Problem to solve:
Look through the records below, count the lines with the word "checked", and reply with only the number.

Dataset items:
──────────────────────────────

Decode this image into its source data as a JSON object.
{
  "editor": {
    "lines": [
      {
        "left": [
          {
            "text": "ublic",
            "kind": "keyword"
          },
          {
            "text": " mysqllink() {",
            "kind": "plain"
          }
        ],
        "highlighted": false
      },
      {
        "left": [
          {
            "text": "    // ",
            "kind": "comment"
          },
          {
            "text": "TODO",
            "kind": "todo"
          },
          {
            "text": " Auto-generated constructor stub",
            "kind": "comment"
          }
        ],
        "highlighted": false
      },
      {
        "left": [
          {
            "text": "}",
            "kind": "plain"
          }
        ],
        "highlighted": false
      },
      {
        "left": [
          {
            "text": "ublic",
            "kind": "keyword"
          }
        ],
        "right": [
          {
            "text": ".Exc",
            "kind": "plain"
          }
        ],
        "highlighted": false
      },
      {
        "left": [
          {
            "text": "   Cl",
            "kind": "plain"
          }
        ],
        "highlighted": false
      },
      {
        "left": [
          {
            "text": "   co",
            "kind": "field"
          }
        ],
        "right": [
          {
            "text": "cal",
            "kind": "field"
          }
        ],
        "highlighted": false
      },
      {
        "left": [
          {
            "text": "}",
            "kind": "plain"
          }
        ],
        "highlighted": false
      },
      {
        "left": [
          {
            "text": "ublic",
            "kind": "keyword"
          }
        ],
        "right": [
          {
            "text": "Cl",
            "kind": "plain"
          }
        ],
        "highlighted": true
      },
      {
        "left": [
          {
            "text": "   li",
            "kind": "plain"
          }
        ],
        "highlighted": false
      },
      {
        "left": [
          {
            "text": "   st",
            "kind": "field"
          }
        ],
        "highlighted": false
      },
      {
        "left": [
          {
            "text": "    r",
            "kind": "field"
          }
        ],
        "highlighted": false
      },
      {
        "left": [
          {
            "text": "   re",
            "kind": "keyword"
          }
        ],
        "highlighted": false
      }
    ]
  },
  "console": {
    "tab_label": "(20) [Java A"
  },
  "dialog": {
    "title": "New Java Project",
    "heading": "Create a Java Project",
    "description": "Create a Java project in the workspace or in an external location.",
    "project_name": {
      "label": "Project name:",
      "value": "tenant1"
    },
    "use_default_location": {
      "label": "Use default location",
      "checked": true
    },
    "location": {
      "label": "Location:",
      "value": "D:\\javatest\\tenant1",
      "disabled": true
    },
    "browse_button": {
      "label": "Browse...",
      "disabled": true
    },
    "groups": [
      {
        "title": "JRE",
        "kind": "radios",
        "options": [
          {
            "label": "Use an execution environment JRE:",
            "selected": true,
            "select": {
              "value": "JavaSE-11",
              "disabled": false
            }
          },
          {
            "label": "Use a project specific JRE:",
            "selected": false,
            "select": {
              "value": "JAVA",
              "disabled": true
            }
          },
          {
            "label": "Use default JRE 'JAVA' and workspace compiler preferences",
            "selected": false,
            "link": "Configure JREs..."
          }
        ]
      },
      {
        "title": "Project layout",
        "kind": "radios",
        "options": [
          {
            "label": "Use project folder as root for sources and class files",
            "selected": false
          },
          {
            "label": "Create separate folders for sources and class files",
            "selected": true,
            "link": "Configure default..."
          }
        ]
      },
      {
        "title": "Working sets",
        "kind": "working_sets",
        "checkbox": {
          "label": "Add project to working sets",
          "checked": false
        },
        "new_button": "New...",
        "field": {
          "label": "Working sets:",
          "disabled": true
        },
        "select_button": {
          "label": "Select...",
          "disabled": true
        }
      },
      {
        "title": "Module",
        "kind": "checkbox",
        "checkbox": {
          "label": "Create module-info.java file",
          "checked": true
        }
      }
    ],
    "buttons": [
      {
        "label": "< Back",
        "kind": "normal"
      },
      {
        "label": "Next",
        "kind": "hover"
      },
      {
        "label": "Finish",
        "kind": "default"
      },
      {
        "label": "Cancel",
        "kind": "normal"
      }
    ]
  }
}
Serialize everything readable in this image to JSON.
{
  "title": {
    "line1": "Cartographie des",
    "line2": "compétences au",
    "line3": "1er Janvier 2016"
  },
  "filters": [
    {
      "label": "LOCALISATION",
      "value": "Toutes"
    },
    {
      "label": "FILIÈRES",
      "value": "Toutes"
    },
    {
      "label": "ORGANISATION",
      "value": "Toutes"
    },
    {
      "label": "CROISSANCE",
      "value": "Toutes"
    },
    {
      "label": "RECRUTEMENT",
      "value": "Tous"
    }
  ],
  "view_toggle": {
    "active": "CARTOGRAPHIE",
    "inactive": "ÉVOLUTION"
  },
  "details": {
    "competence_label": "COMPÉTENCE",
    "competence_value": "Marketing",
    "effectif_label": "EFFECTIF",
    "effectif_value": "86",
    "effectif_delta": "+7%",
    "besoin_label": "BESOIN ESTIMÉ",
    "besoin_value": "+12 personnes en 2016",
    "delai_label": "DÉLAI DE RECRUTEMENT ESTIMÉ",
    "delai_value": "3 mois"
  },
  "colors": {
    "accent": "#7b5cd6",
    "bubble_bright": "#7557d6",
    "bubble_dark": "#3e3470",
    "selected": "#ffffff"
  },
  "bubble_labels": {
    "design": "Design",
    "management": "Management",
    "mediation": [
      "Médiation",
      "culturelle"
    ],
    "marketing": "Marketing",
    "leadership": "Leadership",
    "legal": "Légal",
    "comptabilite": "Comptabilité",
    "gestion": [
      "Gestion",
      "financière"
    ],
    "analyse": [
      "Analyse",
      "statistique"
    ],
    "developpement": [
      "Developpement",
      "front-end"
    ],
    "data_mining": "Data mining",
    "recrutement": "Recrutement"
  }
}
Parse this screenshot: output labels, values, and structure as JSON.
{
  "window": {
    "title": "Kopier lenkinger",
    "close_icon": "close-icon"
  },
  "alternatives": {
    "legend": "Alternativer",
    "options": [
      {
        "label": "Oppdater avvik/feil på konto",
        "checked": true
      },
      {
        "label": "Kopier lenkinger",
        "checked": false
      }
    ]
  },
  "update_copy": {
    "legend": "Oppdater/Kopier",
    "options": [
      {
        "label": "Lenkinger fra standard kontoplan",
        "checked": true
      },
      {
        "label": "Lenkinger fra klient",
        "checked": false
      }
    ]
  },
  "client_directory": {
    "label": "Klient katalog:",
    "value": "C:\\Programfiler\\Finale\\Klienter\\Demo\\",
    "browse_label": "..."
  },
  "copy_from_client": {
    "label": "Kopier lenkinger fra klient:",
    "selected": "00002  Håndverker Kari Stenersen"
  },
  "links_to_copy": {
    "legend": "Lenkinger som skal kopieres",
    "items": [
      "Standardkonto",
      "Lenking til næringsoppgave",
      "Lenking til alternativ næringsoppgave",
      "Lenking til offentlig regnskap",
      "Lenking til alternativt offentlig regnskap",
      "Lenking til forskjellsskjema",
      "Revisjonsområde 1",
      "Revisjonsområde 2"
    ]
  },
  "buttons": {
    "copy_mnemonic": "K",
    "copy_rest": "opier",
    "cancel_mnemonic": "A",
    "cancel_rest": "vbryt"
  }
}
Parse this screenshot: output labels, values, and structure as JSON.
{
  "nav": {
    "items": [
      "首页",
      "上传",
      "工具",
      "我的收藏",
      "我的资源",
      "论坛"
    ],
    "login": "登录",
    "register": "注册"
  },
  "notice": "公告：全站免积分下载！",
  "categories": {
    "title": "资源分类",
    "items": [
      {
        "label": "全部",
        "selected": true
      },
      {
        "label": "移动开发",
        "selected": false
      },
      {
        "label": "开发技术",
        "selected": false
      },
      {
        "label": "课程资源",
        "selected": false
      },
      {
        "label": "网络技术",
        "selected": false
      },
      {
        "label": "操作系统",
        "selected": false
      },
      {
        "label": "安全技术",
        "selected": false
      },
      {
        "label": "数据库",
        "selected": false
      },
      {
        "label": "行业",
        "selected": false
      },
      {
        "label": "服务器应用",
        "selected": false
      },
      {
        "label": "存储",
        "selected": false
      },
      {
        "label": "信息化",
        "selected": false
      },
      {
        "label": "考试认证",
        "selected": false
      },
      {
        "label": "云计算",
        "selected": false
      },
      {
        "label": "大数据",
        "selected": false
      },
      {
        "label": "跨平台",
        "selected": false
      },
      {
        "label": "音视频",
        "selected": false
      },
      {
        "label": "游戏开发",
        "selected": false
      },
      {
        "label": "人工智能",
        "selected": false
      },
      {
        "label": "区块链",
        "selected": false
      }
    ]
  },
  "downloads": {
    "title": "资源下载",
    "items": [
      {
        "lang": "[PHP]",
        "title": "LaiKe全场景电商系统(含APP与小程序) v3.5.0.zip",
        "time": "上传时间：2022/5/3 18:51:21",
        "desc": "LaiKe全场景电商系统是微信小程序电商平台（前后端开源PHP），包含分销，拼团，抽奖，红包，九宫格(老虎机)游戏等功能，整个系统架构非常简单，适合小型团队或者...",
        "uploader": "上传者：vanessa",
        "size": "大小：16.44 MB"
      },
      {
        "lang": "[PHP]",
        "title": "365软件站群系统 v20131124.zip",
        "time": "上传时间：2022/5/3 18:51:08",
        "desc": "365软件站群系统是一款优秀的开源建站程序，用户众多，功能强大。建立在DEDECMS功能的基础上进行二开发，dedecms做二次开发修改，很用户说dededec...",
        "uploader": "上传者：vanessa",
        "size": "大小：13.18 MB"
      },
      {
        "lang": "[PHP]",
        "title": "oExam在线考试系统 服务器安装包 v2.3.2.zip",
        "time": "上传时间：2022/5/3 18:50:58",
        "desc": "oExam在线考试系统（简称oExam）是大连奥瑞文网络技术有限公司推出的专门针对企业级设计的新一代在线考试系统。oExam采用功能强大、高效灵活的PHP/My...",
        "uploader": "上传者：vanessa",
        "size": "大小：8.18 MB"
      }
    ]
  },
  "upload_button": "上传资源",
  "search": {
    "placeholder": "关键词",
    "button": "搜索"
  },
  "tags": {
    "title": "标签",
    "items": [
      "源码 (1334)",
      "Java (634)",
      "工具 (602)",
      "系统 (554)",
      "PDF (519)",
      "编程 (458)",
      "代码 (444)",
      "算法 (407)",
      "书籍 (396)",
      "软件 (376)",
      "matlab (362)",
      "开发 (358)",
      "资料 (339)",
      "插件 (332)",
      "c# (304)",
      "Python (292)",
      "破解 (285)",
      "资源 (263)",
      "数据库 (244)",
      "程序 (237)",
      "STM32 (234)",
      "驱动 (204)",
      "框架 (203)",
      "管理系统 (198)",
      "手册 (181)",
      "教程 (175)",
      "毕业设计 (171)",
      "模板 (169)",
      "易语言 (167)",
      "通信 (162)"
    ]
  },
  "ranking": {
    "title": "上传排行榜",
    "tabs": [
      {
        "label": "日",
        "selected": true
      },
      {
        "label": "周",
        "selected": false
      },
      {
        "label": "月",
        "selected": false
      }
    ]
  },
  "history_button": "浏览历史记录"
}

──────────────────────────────

Result of the task:
7